Although I look back fondly at the 1958 west coast modern post and beam home now, at the time, it was not ideal for raising a family.
My sisters were in semi-basement bedrooms with cold, terrazzo floors, and the front door was at the back of the carport and opened onto a dark hall with a flight of stairs to go up to the living area. The panoramic view of the Vancouver skyline was already mostly hidden by trees when we sold and left in 1972.
The siding was originally dark chocolate brown (almost black) with white trim; my parents repainted the siding olive green in the late 1960s. The lower floor, which is now a separate apartment, was originally my sisters’ bedrooms and the family room where we watched Saturday morning TV on the big, old 50s set with rabbit ears that you had to turn on early to warm up the tubes. There was a portable black and white TV upstairs where the family watched Star Trek, Dick Van Dyke, the Jackie Gleason Show, Ed Sullivan, and Twilight Zone (the episode with the gremlin on the wing is probably the reason I hate flying today!)
Upstairs, the pegboard cabinet kitchen with peninsula table and laundry is now a family room. Some owner along the way has transformed what used to be the dining room into the kitchen, making the living space a little squishy. I’m not a fan of open concept kitchens – I don’t want bacon grease spitting across the room onto my sofa, and if I drop the roast on the floor I don’t want anyone to see because I am still going to serve it. Besides, I can’t drink and visit while I cook – unless you want something burnt.
The only other major change to the interior of the house is the panelling, which used to be wide and vertical, typical of the 1950s, but is now narrow and horizontal, typical of the 1970s. I like both but prefer the 1950s for its originality.

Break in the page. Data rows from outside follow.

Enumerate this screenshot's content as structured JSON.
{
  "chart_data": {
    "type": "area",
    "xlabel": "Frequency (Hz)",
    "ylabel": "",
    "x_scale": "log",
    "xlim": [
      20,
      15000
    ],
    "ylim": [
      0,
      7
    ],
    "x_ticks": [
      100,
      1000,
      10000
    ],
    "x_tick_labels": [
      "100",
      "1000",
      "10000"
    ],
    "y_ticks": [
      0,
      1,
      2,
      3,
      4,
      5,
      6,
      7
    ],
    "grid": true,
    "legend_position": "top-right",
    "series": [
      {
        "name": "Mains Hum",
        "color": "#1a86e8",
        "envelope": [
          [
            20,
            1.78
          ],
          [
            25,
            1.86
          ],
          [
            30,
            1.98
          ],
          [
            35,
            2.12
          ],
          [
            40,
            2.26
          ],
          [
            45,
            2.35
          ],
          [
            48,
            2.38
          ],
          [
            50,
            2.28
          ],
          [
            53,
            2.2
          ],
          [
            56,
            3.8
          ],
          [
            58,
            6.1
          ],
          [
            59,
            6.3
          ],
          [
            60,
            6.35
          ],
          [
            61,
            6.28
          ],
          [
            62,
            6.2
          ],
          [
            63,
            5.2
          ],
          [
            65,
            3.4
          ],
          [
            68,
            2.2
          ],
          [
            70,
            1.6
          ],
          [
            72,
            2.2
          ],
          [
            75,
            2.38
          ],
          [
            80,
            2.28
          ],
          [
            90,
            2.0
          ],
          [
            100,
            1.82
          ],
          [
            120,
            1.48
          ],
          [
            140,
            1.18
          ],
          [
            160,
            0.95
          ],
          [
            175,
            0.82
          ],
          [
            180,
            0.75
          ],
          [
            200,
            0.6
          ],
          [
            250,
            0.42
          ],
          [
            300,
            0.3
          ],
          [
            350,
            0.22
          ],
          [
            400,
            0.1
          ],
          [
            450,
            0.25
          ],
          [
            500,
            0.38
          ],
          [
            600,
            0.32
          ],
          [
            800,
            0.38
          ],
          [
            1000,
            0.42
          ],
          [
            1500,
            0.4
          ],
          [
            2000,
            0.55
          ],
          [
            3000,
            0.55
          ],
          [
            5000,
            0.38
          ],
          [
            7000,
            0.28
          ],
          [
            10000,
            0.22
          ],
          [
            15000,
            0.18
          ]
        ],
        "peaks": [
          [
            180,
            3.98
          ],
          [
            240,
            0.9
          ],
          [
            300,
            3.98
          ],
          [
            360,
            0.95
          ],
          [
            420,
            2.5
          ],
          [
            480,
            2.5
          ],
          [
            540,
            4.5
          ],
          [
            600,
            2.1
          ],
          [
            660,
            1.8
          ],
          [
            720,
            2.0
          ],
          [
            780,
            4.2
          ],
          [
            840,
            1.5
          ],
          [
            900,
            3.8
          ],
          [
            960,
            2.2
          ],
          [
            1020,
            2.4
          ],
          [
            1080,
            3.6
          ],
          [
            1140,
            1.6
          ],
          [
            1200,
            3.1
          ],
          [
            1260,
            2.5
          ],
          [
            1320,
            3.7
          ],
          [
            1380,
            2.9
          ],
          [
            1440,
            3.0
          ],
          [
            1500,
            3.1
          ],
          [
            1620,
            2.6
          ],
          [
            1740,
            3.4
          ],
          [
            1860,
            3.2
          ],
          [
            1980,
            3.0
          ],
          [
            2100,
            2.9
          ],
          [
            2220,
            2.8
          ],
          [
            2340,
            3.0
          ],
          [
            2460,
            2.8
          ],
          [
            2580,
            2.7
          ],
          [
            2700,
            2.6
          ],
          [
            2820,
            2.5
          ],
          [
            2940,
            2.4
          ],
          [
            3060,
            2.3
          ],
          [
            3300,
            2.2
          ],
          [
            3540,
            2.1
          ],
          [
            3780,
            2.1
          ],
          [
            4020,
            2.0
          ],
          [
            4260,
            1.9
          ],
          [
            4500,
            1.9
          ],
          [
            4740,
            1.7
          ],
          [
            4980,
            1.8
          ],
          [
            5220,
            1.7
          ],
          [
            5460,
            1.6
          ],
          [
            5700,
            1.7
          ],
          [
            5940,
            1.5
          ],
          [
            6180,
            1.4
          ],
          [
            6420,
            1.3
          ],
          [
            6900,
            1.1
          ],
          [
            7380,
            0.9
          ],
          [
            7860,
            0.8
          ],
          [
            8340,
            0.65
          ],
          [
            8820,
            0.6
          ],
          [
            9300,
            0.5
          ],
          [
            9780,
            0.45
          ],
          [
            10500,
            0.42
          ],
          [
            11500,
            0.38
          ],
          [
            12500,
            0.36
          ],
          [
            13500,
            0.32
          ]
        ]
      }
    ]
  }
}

It’s great to see the original fireplace in situ, with its floating hearth – and that brings a fashion angle into this reminiscence. In December 1964 my father photographed my mother and me on New Year’s Eve in front of the fireplace. My mother was wearing a gold thread embroidered black silk top that was already a couple of years old in 1964. That top, by Charles Dumas, remains in the collection.
The Fashion History Museum’s inaugural exhibition at our new gallery in the former Hespeler post office (74 Queen Street East) in Cambridge, will be all about the 1980s. This show will explore 80s fashion in a thematic survey under topics such as: glamour; power; shock; innovation; and romance. The show opens June 27 and runs until the end of the year.